Latest revision as of 13:36, 16 August 2021

This information applies to British Columbia, Canada. Last reviewed for legal accuracy by the Law Students' Legal Advice Program on June 30, 2021.



A. Introduction[edit]

Complaints against licensed security guards can be filed with the Registrar of Security Programs Division, Ministry of Justice. Complaints can relate to the licensing of a security business or security employee, about the conduct or behaviour of a security employee, or about the use of equipment. Filing a complaint is free. Complaining against an unlicensed guard should be done directly to the employer. Most security guards in BC are now required to be licensed under the Security Services Act, SBC 2007, c 30 [SSA].

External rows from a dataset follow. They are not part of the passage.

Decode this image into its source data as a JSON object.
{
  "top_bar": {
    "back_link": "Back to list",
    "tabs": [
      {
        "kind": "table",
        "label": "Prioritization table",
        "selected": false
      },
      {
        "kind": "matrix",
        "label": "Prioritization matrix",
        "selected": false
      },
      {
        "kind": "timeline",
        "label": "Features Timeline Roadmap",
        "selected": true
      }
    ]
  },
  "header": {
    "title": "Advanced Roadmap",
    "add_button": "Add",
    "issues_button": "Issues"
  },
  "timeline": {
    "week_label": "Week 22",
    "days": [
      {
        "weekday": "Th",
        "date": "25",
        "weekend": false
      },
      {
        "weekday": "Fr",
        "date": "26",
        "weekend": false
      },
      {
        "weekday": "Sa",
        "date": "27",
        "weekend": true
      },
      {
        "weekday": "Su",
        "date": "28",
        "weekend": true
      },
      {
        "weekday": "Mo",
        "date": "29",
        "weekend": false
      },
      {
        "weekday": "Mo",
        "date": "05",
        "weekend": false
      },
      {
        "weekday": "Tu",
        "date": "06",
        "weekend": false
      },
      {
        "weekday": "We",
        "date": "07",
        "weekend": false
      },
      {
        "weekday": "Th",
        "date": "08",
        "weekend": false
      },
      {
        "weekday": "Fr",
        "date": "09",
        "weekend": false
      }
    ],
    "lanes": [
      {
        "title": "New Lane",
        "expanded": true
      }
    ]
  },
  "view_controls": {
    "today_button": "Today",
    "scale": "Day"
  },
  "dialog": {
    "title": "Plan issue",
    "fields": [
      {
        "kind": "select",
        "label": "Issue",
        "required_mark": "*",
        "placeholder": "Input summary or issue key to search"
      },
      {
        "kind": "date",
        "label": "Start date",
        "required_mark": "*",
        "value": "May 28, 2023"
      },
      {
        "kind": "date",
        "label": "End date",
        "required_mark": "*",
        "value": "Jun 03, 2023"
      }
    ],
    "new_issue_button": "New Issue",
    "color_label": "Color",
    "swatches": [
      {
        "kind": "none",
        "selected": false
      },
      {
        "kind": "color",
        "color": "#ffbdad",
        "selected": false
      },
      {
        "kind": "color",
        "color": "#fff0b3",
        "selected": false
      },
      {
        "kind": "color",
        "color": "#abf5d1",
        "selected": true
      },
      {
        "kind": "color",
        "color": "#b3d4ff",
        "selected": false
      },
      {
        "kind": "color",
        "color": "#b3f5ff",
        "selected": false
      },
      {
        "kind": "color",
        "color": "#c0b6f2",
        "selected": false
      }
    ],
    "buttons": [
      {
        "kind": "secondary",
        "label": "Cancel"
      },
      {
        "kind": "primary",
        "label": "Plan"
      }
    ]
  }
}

B. Filing the Complaint[edit]

Complaints must be made in writing within one year of the incident. Complaint forms can be obtained by contacting the Ministry or online.

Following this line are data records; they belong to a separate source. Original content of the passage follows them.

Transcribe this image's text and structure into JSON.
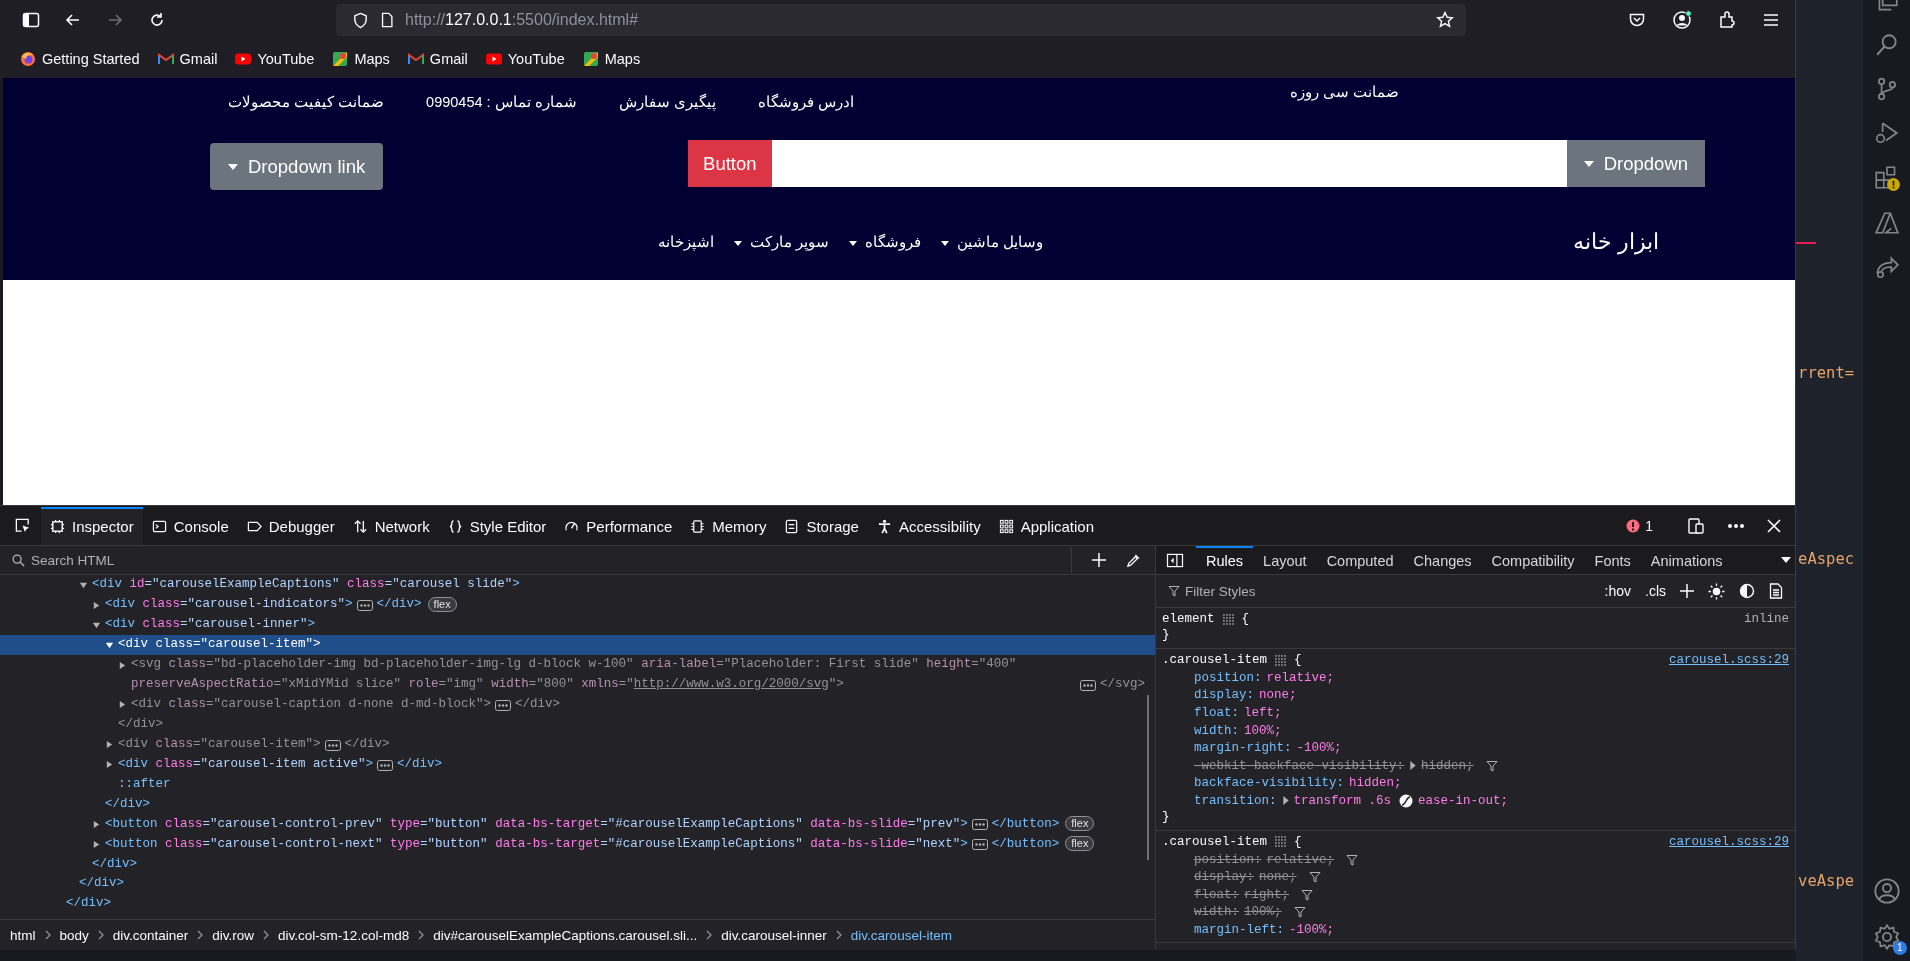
{
  "browser": {
    "nav_buttons": [
      {
        "kind": "back",
        "disabled": false
      },
      {
        "kind": "forward",
        "disabled": true
      },
      {
        "kind": "reload",
        "disabled": false
      }
    ],
    "url": {
      "scheme": "http://",
      "host": "127.0.0.1",
      "rest": ":5500/index.html#"
    },
    "bookmarks": [
      {
        "label": "Getting Started",
        "kind": "firefox"
      },
      {
        "label": "Gmail",
        "kind": "gmail"
      },
      {
        "label": "YouTube",
        "kind": "youtube"
      },
      {
        "label": "Maps",
        "kind": "maps"
      },
      {
        "label": "Gmail",
        "kind": "gmail"
      },
      {
        "label": "YouTube",
        "kind": "youtube"
      },
      {
        "label": "Maps",
        "kind": "maps"
      }
    ]
  },
  "page": {
    "guarantee": "ضمانت سی روزه",
    "top_links": [
      "ادرس فروشگاه",
      "پیگیری سفارش",
      "شماره تماس : 0990454",
      "ضمانت کیفیت محصولات"
    ],
    "search_dropdown": "Dropdown",
    "search_button": "Button",
    "dropdown_link": "Dropdown link",
    "brand": "ابزار خانه",
    "nav": [
      {
        "label": "وسایل ماشین",
        "dropdown": true
      },
      {
        "label": "فروشگاه",
        "dropdown": true
      },
      {
        "label": "سوپر مارکت",
        "dropdown": true
      },
      {
        "label": "اشپزخانه",
        "dropdown": false
      }
    ]
  },
  "devtools": {
    "tabs": [
      {
        "label": "Inspector",
        "kind": "inspector",
        "selected": true
      },
      {
        "label": "Console",
        "kind": "console",
        "selected": false
      },
      {
        "label": "Debugger",
        "kind": "debugger",
        "selected": false
      },
      {
        "label": "Network",
        "kind": "network",
        "selected": false
      },
      {
        "label": "Style Editor",
        "kind": "style",
        "selected": false
      },
      {
        "label": "Performance",
        "kind": "performance",
        "selected": false
      },
      {
        "label": "Memory",
        "kind": "memory",
        "selected": false
      },
      {
        "label": "Storage",
        "kind": "storage",
        "selected": false
      },
      {
        "label": "Accessibility",
        "kind": "accessibility",
        "selected": false
      },
      {
        "label": "Application",
        "kind": "application",
        "selected": false
      }
    ],
    "error_count": "1",
    "search_placeholder": "Search HTML",
    "tree": [
      {
        "kind": "scrolled",
        "closing": "</div>",
        "children": [
          {
            "kind": "scrolled",
            "closing": "</div>",
            "children": [
              {
                "kind": "element",
                "tag": "<div",
                "attrs": [
                  {
                    "text": "id=\"carouselExampleCaptions\""
                  },
                  {
                    "text": "class=\"carousel slide\""
                  }
                ],
                "end": ">",
                "expanded": true,
                "selected": false,
                "dimmed": false,
                "closing": "</div>",
                "children": [
                  {
                    "kind": "element",
                    "tag": "<div",
                    "attrs": [
                      {
                        "text": "class=\"carousel-indicators\""
                      }
                    ],
                    "end": ">",
                    "expanded": false,
                    "selected": false,
                    "dimmed": false,
                    "closing": "</div>",
                    "badge": "flex"
                  },
                  {
                    "kind": "element",
                    "tag": "<div",
                    "attrs": [
                      {
                        "text": "class=\"carousel-inner\""
                      }
                    ],
                    "end": ">",
                    "expanded": true,
                    "selected": false,
                    "dimmed": false,
                    "closing": "</div>",
                    "children": [
                      {
                        "kind": "element",
                        "tag": "<div",
                        "attrs": [
                          {
                            "text": "class=\"carousel-item\""
                          }
                        ],
                        "end": ">",
                        "expanded": true,
                        "selected": true,
                        "dimmed": false,
                        "closing": "</div>",
                        "children": [
                          {
                            "kind": "element",
                            "tag": "<svg",
                            "attrs": [
                              {
                                "text": "class=\"bd-placeholder-img bd-placeholder-img-lg d-block w-100\""
                              },
                              {
                                "text": "aria-label=\"Placeholder: First slide\""
                              },
                              {
                                "text": "height=\"400\""
                              },
                              {
                                "text": "preserveAspectRatio=\"xMidYMid slice\""
                              },
                              {
                                "text": "role=\"img\""
                              },
                              {
                                "text": "width=\"800\""
                              },
                              {
                                "text": "xmlns=\"http://www.w3.org/2000/svg\"",
                                "link": true
                              }
                            ],
                            "end": ">",
                            "expanded": false,
                            "selected": false,
                            "dimmed": true,
                            "closing": "</svg>"
                          },
                          {
                            "kind": "element",
                            "tag": "<div",
                            "attrs": [
                              {
                                "text": "class=\"carousel-caption d-none d-md-block\""
                              }
                            ],
                            "end": ">",
                            "expanded": false,
                            "selected": false,
                            "dimmed": true,
                            "closing": "</div>"
                          }
                        ]
                      },
                      {
                        "kind": "element",
                        "tag": "<div",
                        "attrs": [
                          {
                            "text": "class=\"carousel-item\""
                          }
                        ],
                        "end": ">",
                        "expanded": false,
                        "selected": false,
                        "dimmed": true,
                        "closing": "</div>"
                      },
                      {
                        "kind": "element",
                        "tag": "<div",
                        "attrs": [
                          {
                            "text": "class=\"carousel-item active\""
                          }
                        ],
                        "end": ">",
                        "expanded": false,
                        "selected": false,
                        "dimmed": false,
                        "closing": "</div>"
                      },
                      {
                        "kind": "pseudo",
                        "text": "::after"
                      }
                    ]
                  },
                  {
                    "kind": "element",
                    "tag": "<button",
                    "attrs": [
                      {
                        "text": "class=\"carousel-control-prev\""
                      },
                      {
                        "text": "type=\"button\""
                      },
                      {
                        "text": "data-bs-target=\"#carouselExampleCaptions\""
                      },
                      {
                        "text": "data-bs-slide=\"prev\""
                      }
                    ],
                    "end": ">",
                    "expanded": false,
                    "selected": false,
                    "dimmed": false,
                    "closing": "</button>",
                    "badge": "flex"
                  },
                  {
                    "kind": "element",
                    "tag": "<button",
                    "attrs": [
                      {
                        "text": "class=\"carousel-control-next\""
                      },
                      {
                        "text": "type=\"button\""
                      },
                      {
                        "text": "data-bs-target=\"#carouselExampleCaptions\""
                      },
                      {
                        "text": "data-bs-slide=\"next\""
                      }
                    ],
                    "end": ">",
                    "expanded": false,
                    "selected": false,
                    "dimmed": false,
                    "closing": "</button>",
                    "badge": "flex"
                  }
                ]
              }
            ]
          }
        ]
      }
    ],
    "breadcrumbs": [
      {
        "label": "html",
        "selected": false
      },
      {
        "label": "body",
        "selected": false
      },
      {
        "label": "div.container",
        "selected": false
      },
      {
        "label": "div.row",
        "selected": false
      },
      {
        "label": "div.col-sm-12.col-md8",
        "selected": false
      },
      {
        "label": "div#carouselExampleCaptions.carousel.sli...",
        "selected": false
      },
      {
        "label": "div.carousel-inner",
        "selected": false
      },
      {
        "label": "div.carousel-item",
        "selected": true
      }
    ],
    "side_tabs": [
      {
        "label": "Rules",
        "selected": true
      },
      {
        "label": "Layout",
        "selected": false
      },
      {
        "label": "Computed",
        "selected": false
      },
      {
        "label": "Changes",
        "selected": false
      },
      {
        "label": "Compatibility",
        "selected": false
      },
      {
        "label": "Fonts",
        "selected": false
      },
      {
        "label": "Animations",
        "selected": false
      }
    ],
    "filter_placeholder": "Filter Styles",
    "hov": ":hov",
    "cls": ".cls",
    "rules": [
      {
        "selector": "element",
        "open": "{",
        "close": "}",
        "source": "inline",
        "source_link": false
      },
      {
        "selector": ".carousel-item",
        "open": "{",
        "close": "}",
        "source": "carousel.scss:29",
        "source_link": true,
        "declarations": [
          {
            "property": "position:",
            "value": "relative;",
            "overridden": false
          },
          {
            "property": "display:",
            "value": "none;",
            "overridden": false
          },
          {
            "property": "float:",
            "value": "left;",
            "overridden": false
          },
          {
            "property": "width:",
            "value": "100%;",
            "overridden": false
          },
          {
            "property": "margin-right:",
            "value": "-100%;",
            "overridden": false
          },
          {
            "property": "-webkit-backface-visibility:",
            "value": "hidden;",
            "overridden": true,
            "expandable": true
          },
          {
            "property": "backface-visibility:",
            "value": "hidden;",
            "overridden": false
          },
          {
            "property": "transition:",
            "value": "transform .6s",
            "easing": "ease-in-out;",
            "overridden": false,
            "expandable": true
          }
        ]
      },
      {
        "selector": ".carousel-item",
        "open": "{",
        "source": "carousel.scss:29",
        "source_link": true,
        "declarations": [
          {
            "property": "position:",
            "value": "relative;",
            "overridden": true
          },
          {
            "property": "display:",
            "value": "none;",
            "overridden": true
          },
          {
            "property": "float:",
            "value": "right;",
            "overridden": true
          },
          {
            "property": "width:",
            "value": "100%;",
            "overridden": true
          },
          {
            "property": "margin-left:",
            "value": "-100%;",
            "overridden": false
          }
        ]
      }
    ]
  },
  "editor": {
    "fragments": [
      "rrent=",
      "eAspec",
      "veAspe"
    ],
    "settings_badge": "1"
  }
}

Ministry of Justice - Policing and Security Branch, Security Programs Division

Online Website
Email: securitylicensing@gov.bc.ca
Address PO Box 9217 Stn Prov Govt
Victoria, BC V8W 9J1
Phone 1 (855) 587-0185
Fax: (250) 387-4454


Once a complaint has been filed, the Registrar will determine whether the matter is within its jurisdiction. If it is, then an investigator will be assigned. The complainant will be notified of the investigation by letter. Complaints can result in a warning notice, a violation ticket, or reconsideration of the officer’s licence status.

The Registrar may decide not to investigate a complaint if there has been more than one year of time between when the complaints knew about the facts and when the Registrar receives the complaint (SSA, s 34(2)(a)). Section 34(2) also enumerates other factors that may lead the Registrar to refuse to investigate a complaint.

Like police, licensed and unlicensed security guards can be sued civilly.

NOTE: The BC Court of Appeal recently reversed a human rights decision by the BC Supreme Court regarding alleged discriminatory conduct by security guards on the basis of social condition. The Vancouver Area Network of Drug Users (VANDU) filed a complaint to the BC Human Rights Tribunal against the Downtown Ambassadors, a program for private security guards hired by the Downtown Vancouver Business Improvement Association to patrol public spaces, alleging that the Ambassadors had engaged in a discriminatory program intended to remove members of the homeless population from public spaces in Downtown Vancouver. As social condition is not a protected ground under the BC Human Rights Code, VANDU presented statistical information to demonstrate that Indigenous persons and persons with disabilities are disproportionately represented in the homeless population and submitted that the Ambassadors’ actions were therefore discriminatory on the basis of race, colour, ancestry, and physical and mental disability, contrary to section 8 of the BC Human Rights Code.

NOTE: In Vancouver Area Network of Drug Users v. British Columbia Human Rights Tribunal, 2018 BCCA 132, rev'g 2016 BCSC 534, the BC Court of Appeal restored the BC Human Rights Tribunal’s initial dismissal of VANDU’s claim, finding that the statistical correlation provided by VANDU was insufficient to establish a causal link between membership in a protected group under the BC Human Rights Code (namely Indigenous persons and persons with disabilities) and the adverse treatment by the Downtown Ambassadors against the homeless population. The Court of Appeal’s decision reversed the previous decision of the BC Supreme Court, which had quashed the Tribunal’s dismissal on the grounds that the Tribunal had used too high a standard in finding a human rights violation, and that the statistical information presented by VANDU was sufficient to show discrimination on the prohibited grounds of race and disability.

BC’s Office of the Human Rights Commissioner published a report in May 2020 on adding social condition as an enumerated ground. Please see the report for further information: https://bchumanrights.ca/publications/social-condition/.

NOTE: Individuals should be cautioned that this complaint process may not achieve satisfactory results. The Security Programs Division is limited in its ability to successfully review the conduct of security guards, both because of statutory limitations to its powers and budget constraints.

© Copyright 2021, The Greater Vancouver Law Students' Legal Advice Society.